Think you guys will go to the Saucer more when it goes smoke-free? Leave a comment below.

UPDATE: The Cordova location of the Flying Saucer is also going smoke-free on July 1. Thanks to Kenny for pointing that out in the comments.

Bay Area beer tour, part 5: Vesuvio Café

May 18, 2011 By: mike Category: Craft beer, Favorite Bars, Travelin'

Vesuvio - exterior

Open every day of the year from 6 a.m. to 2 a.m., the historic Vesuvio Café is one of the hippest places to grab a beer in San Francisco.

The cozy, North Beach bar was founded in 1948 by Henri Lenoir, who wanted to create “a bohemian meeting place for artists to come to life.”

The bar, which is just across an alley from the famed City Lights Bookstore, was once frequented by Beat Generation writers, including Jack Kerouac. In fact the alley was renamed “Jack Kerouac Alley” in 1988.

Vesuvio offers some nice regional brews on tap and in bottles.

I tried a pint of the Lagunitas IPA, which is brewed 40 miles north of San Francisco in Petaluma at Lagunitas Brewing Company. The IPA was really well-balanced, with moderate bitterness and hop flavor.

I also tried a Prohibition Ale from San Francisco’s Speakeasy Ales & Lagers. This American-style amber ale really surprised me. It was an aggressively hopped ale with a considerable amount of caramel maltiness. Great aroma and taste. The Prohibition Ale was “on special” but would soon be added to the regular beer list, our waitress said.

I grabbed a prime seat at Vesuvio upstairs, where you can enjoy an intimate conversation, check out the patrons at the downstairs bar below or look through the large windows at the people in Jack Kerouac Alley or walking along Columbus.

It’s the perfect place for people watching, sipping good beer and channeling the Beat Generation.

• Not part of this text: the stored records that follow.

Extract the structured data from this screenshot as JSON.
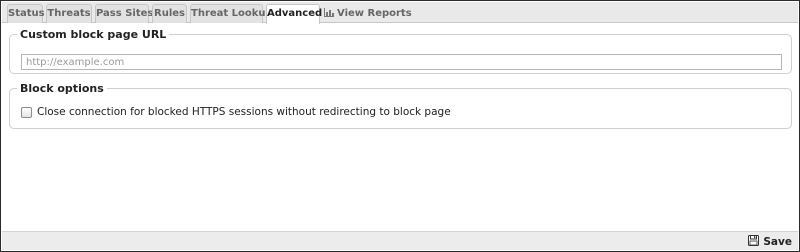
{
  "tabs": [
    {
      "label": "Status"
    },
    {
      "label": "Threats"
    },
    {
      "label": "Pass Sites"
    },
    {
      "label": "Rules"
    },
    {
      "label": "Threat Lookup"
    },
    {
      "label": "Advanced"
    },
    {
      "label": "View Reports"
    }
  ],
  "active_tab": "Advanced",
  "custom_block_page": {
    "legend": "Custom block page URL",
    "url_value": "",
    "url_placeholder": "http://example.com"
  },
  "block_options": {
    "legend": "Block options",
    "close_https_label": "Close connection for blocked HTTPS sessions without redirecting to block page",
    "close_https_checked": false
  },
  "footer": {
    "save_label": "Save"
  },
  "icons": {
    "view_reports": "bar-chart-icon",
    "save": "floppy-disk-icon"
  }
}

Vesuvio - signThis sign hangs outside from the second story of Vesuvio.

Vesuvio - barThe bar at Vesuvio.

Vesuvio - bar (long view)Another view of the bar.

Vesuvio - tableThe tables are way cool.

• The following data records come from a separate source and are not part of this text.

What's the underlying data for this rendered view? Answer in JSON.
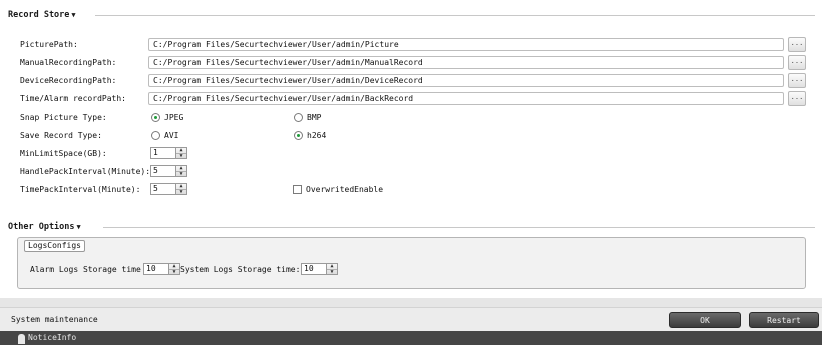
{
  "record_store": {
    "title": "Record Store",
    "arrow": "▼",
    "paths": [
      {
        "label": "PicturePath:",
        "value": "C:/Program Files/Securtechviewer/User/admin/Picture",
        "browse": "..."
      },
      {
        "label": "ManualRecordingPath:",
        "value": "C:/Program Files/Securtechviewer/User/admin/ManualRecord",
        "browse": "..."
      },
      {
        "label": "DeviceRecordingPath:",
        "value": "C:/Program Files/Securtechviewer/User/admin/DeviceRecord",
        "browse": "..."
      },
      {
        "label": "Time/Alarm recordPath:",
        "value": "C:/Program Files/Securtechviewer/User/admin/BackRecord",
        "browse": "..."
      }
    ],
    "snap_picture_type": {
      "label": "Snap Picture Type:",
      "options": [
        "JPEG",
        "BMP"
      ],
      "selected": "JPEG"
    },
    "save_record_type": {
      "label": "Save Record Type:",
      "options": [
        "AVI",
        "h264"
      ],
      "selected": "h264"
    },
    "min_limit_space": {
      "label": "MinLimitSpace(GB):",
      "value": "1"
    },
    "handle_pack_interval": {
      "label": "HandlePackInterval(Minute):",
      "value": "5"
    },
    "time_pack_interval": {
      "label": "TimePackInterval(Minute):",
      "value": "5"
    },
    "overwrite": {
      "label": "OverwritedEnable",
      "checked": false
    }
  },
  "other_options": {
    "title": "Other Options",
    "arrow": "▼",
    "logs_configs": {
      "title": "LogsConfigs",
      "alarm_label": "Alarm Logs Storage time",
      "alarm_value": "10",
      "system_label": "System Logs Storage time:",
      "system_value": "10"
    }
  },
  "status": {
    "text": "System maintenance",
    "ok": "OK",
    "restart": "Restart"
  },
  "notice": {
    "text": "NoticeInfo"
  },
  "icons": {
    "spin_up": "▲",
    "spin_down": "▼"
  }
}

Vesuvio - upstairsUpstairs at Vesuvio, good conversation can be had.

Vesuvio - second floorLooking down from the balcony.

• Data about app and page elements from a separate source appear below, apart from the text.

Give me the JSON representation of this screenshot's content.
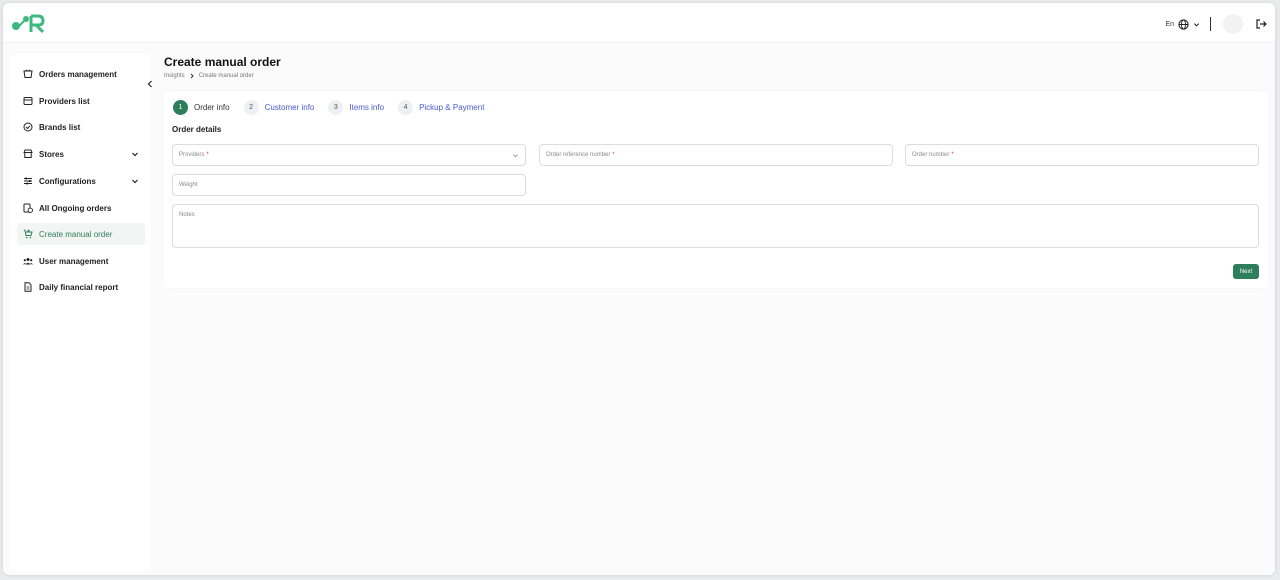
{
  "brand": {
    "accent": "#2e7d5b",
    "logo_color": "#3cb97f"
  },
  "header": {
    "language": "En",
    "icons": [
      "globe-icon",
      "chevron-down-icon",
      "logout-icon"
    ]
  },
  "sidebar": {
    "items": [
      {
        "label": "Orders management",
        "icon": "basket-icon",
        "has_submenu": false,
        "active": false
      },
      {
        "label": "Providers list",
        "icon": "store-icon",
        "has_submenu": false,
        "active": false
      },
      {
        "label": "Brands list",
        "icon": "badge-check-icon",
        "has_submenu": false,
        "active": false
      },
      {
        "label": "Stores",
        "icon": "shop-icon",
        "has_submenu": true,
        "active": false
      },
      {
        "label": "Configurations",
        "icon": "sliders-icon",
        "has_submenu": true,
        "active": false
      },
      {
        "label": "All Ongoing orders",
        "icon": "orders-clock-icon",
        "has_submenu": false,
        "active": false
      },
      {
        "label": "Create manual order",
        "icon": "cart-plus-icon",
        "has_submenu": false,
        "active": true
      },
      {
        "label": "User management",
        "icon": "users-icon",
        "has_submenu": false,
        "active": false
      },
      {
        "label": "Daily financial report",
        "icon": "document-icon",
        "has_submenu": false,
        "active": false
      }
    ]
  },
  "page": {
    "title": "Create manual order",
    "breadcrumb": [
      "Insights",
      "Create manual order"
    ]
  },
  "stepper": [
    {
      "num": "1",
      "label": "Order info",
      "active": true
    },
    {
      "num": "2",
      "label": "Customer info",
      "active": false
    },
    {
      "num": "3",
      "label": "Items info",
      "active": false
    },
    {
      "num": "4",
      "label": "Pickup & Payment",
      "active": false
    }
  ],
  "form": {
    "section_title": "Order details",
    "providers": {
      "placeholder": "Providers",
      "required_mark": "*",
      "value": ""
    },
    "order_reference": {
      "placeholder": "Order reference number",
      "required_mark": "*",
      "value": ""
    },
    "order_number": {
      "placeholder": "Order number",
      "required_mark": "*",
      "value": ""
    },
    "weight": {
      "placeholder": "Weight",
      "value": ""
    },
    "notes": {
      "placeholder": "Notes",
      "value": ""
    },
    "next_label": "Next"
  }
}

Vesuvio - end of the barCorner of the bar, from above.

Vesuvio - guest bottlesSome good beers on special at Vesuvio.

Vesuvio - neon signAnother version of the sign in the front window, neon-style.

Read other posts from the Bay Area beer tour series:

Part 1: Triple Rock Brewery & Alehouse || Part 2: Jupiter brew pub || Part 3: Toronado || Part 4: Suppenküche

Next in the Bay Area beer tour: It’s Anchors away…

Bay Area beer tour, Part 4: Suppenküche

May 13, 2011 By: mike Category: Craft beer, Favorite Bars, Travelin'

Suppenküche - outside

In Germany, a Wirtshäuser is a rustic tavern with a simple menu and great beer, often the central place for people to meet and talk about their day.

The traditional Wirtshäuser is the inspiration behind San Francisco’s Suppenküche, located at the corner of Hayes and Laguna in Hayes Valley.

On my visit to Suppenküche, I stuck with the basics — a plate full of Bratwurst (grilled pork sausage) and Cheese Spätzle (egg noodles known as German comfort food.)

I washed it all down with cold Radeberger Pilsner, made by a brewery in Germany that dates back to 1872 and ranks as the 9th best-selling brewery in that country. Radeberger was light and drinkable and really helped balance the heavy German food on my plate.

Suppenküche, which translates to “Soup Kitchen,” is a lively, intimate place, where you may just end up seated at the same candlelit table with strangers. But, hey, there’s plenty of great German beer to get past the awkwardness.

Suppenküche - insideInside Suppenküche.

Suppenküche - kitchenThe kitchen.

Suppenküche - tapsBeer taps at the bar.

Suppenküche - beerA Radeberger Pilsner.

Suppenküche - napkins in a Spaten mugNapkins in a Spaten mug.

Suppenküche - peeing baby beer signA beer sign featuring a boy peeing. It is, appropriately, in the bathroom.

Suppenküche - Spaten signA Spaten beer sign.

Suppenküche - beer signA sign for Weihenstephan Beer.

Read other posts from the Bay Area beer tour series:

Part 1: Triple Rock Brewery & Alehouse || Part 2: Jupiter brew pub || Part 3: Toronado

Next in the Bay Area beer tour: If it’s good enough for Jack Kerouac…